They were once coveted birthday and holiday gifts for millions of millennials and Generation Xers.
They were Nintendo Entertainment System bundled with Super Mario Brothers and Duck Hunt or that copy of Pokémon Gold for the Game Boy Color.
And even though those vintage game systems and cartridges are long gone from store shelves to make way for more advanced tech, the beloved games are still in high demand. In some cases, they can sell for thousands of dollars for collectors and retro gamers.
"Everybody's into this stuff because this is the stuff they grew up on," Nick Pittelli, the CEO of the retro gaming store "The Game Island," told "Impact x Nightline."
"Impact x Nightline" takes a look at this growing and lucrative trend in an episode now streaming on Hulu.
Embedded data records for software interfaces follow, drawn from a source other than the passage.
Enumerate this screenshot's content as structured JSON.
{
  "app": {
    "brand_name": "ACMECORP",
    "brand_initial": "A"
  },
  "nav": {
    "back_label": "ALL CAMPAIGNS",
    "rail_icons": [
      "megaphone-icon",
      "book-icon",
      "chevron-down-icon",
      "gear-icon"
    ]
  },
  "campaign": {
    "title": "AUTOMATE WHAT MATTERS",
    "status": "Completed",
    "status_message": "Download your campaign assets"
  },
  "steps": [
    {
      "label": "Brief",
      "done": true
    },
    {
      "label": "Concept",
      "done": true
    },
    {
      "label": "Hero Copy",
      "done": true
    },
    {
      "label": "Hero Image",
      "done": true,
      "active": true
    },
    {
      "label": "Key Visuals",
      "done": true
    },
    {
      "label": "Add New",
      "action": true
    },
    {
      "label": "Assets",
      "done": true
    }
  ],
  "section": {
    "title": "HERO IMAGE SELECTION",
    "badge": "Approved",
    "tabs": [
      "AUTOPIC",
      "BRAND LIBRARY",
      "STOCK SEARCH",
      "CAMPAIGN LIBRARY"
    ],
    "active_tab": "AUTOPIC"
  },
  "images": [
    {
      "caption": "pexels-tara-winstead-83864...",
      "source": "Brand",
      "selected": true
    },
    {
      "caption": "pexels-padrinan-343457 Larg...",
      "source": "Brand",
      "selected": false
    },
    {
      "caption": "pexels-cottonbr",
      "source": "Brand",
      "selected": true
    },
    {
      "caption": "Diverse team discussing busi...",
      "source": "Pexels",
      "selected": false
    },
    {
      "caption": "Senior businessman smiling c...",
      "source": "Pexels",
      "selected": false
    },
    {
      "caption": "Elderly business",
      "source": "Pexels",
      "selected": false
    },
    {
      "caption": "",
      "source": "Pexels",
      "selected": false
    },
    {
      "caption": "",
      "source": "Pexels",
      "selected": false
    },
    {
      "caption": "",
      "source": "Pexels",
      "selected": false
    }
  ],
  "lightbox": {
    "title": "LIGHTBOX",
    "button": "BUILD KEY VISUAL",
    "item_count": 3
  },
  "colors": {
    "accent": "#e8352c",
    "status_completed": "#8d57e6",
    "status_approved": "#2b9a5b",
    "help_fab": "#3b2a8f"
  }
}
Although retro gaming has had a following ever since the first video game systems hit the market in the 70s, experts say the trend has boomed in recent years, and along with it the profits.
The industrywide resale price for Nintendo 64 systems, which sold for $199.99 when it launched in 1996, or roughly $375 in 2022 dollars, can now fetch as much as five figures depending on its condition and rarity, according to experts.
Brandi Ahmer, a Maryland police officer who has a giant collection of video games, arcades and other vintage electronics, showed off her basement where she keeps her gaming relics. She told "Impact" that she was able to snag some rare consoles at bargains.
"That one goes for about $8,000," Ahmer said of a rare red Nintendo 64 controller. "That's what I was offered, but I paid $12.50 for it. I found it in a video game store."
"Then this one right here is a chrome Nintendo 64...There's only ten of these in the world," she added. "And I was offered close to $20,000."
Ahmer said she has no intention of selling any of her vintage systems or games and is always on the lookout to add to her collection.
"There's something about these older systems," she said. "But it's like there are memories of a simpler time, you know, your childhood."
Ahmer isn't the only one feeling that nostalgia.
Pittelli said that demand for vintage games grew during the pandemic and the value of some items in his shop has gone up by 40%.
Joey Walker-Denny, the social media manager for the Pennsylvania-based retro game store DK Oldies, told "Impact" that his team gets about 300 emails a day from customers looking to either buy or sell their used games.
"I've seen larger emails than that," he told "Impact."
Walker-Denny noted that his team, which has grown tremendously since the store opened in the 2000s, takes great care to ensure that the games are in working condition for their customers, in some cases going as far to replace key components, such as a Game Boy screen.
"A lot of the stuff that we sell is over 30 years old. So you can imagine it needs a thorough cleaning," he said.
Pittelli and other retro gaming experts said they expect that more people will be on the lookout for vintage games to reclaim their youth.
"I think there's a stigma, like, 'Oh yeah the people who shop or go to a video game store. They're super nerdy.' No, it's not like that anymore. Rappers come here. Artists come here," Pittelli said.